Mesenchymal stem cells (MSC) are multipotent stem cells that can differentiate into osteoblasts, chondrocytes, adipocytes, myocytes and neurons. They can be sourced from the bone marrow (BM) stroma, adipose tissue and dental pulp, and are also found in circulation and are known to home to inflammatory sites. Due to their capacity to home to injured tissue, research has suggested a reparative function for MSC in multiple tissues. In recent studies it has been shown that MSC can also home to tumour sites and contribute to tumour growth and progression. MSC have been shown to increase the metastatic potential of tumour cells by promoting their migration and invasion as well as having a role in the development of a metastatic niche at the secondary site. BM-MSC may also contribute to tumour growth by differentiating into cancer associated fibroblasts (CAFs), which form part of the tumour microenvironment. Additionally BM-MSCs are intrinsically radio- and chemo-resistant due to a heightened DNA damage response, and thus may contribute to treatment resistance. Our preliminary studies demonstrate that considerable baseline variations exist in the secretomes of primary BM-MSCs which impact the magnitude of their response to prostate cancer cell lines, and vice versa. This indicates that inter-patient BM-MSC variation, may impact on tumour microenvironment dynamics, influencing a patients risk of metastasis, and potentially therapeutic response.
Project Aims
1. Investigate the mechanisms by which MSCs increase prostate cancer invasive and migratory capacity
2. Decipher the opposing roles of androgen receptor signalling in MSCs and prostate cancer 3D co-cultures and what this may mean for anti-androgen therapies in the metastatic setting

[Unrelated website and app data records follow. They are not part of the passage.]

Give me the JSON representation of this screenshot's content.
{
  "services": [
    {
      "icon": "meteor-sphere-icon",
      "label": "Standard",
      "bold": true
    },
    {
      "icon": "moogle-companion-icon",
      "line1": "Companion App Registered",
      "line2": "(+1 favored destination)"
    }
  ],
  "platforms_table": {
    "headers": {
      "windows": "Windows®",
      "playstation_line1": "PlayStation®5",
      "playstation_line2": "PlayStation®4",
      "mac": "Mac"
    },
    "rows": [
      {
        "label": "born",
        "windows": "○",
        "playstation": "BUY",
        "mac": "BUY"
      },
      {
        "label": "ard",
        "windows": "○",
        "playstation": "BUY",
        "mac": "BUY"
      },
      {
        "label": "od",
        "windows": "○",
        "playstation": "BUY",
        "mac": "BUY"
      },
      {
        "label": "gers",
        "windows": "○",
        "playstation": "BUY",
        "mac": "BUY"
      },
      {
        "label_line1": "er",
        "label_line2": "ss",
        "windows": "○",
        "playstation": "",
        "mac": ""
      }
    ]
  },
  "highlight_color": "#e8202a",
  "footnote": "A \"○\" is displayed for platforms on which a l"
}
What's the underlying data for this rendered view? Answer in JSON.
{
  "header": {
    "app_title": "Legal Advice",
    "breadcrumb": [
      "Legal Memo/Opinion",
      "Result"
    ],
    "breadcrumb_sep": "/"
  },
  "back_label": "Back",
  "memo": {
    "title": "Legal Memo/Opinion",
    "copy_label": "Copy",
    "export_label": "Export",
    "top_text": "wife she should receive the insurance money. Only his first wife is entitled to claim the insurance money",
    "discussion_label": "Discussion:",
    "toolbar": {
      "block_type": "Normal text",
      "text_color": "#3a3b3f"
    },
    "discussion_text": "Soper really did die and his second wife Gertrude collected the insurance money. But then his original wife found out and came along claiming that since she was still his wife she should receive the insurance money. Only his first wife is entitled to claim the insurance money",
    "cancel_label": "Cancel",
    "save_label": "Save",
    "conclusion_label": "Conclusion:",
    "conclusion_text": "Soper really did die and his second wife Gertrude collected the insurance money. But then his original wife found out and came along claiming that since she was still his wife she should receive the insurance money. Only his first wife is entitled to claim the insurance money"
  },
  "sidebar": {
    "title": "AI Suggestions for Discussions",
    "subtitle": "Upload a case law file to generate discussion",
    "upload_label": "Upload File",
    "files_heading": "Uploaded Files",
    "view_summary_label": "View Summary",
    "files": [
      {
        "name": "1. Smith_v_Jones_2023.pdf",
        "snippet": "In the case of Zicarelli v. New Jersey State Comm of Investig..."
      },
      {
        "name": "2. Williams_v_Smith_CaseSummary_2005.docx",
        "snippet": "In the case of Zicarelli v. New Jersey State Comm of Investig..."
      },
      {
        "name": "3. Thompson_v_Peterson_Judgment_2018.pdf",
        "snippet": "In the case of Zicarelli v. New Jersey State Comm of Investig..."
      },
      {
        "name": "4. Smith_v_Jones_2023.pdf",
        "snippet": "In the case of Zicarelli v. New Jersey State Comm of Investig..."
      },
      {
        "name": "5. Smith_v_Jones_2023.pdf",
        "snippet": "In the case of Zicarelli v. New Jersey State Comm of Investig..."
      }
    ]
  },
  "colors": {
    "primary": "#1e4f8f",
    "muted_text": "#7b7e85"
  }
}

3. Determine the mechanism of enhanced IDO1 induction in patient derived MSCs compared to healthy donor MSCs and if this increases their immunomodulatory capacity.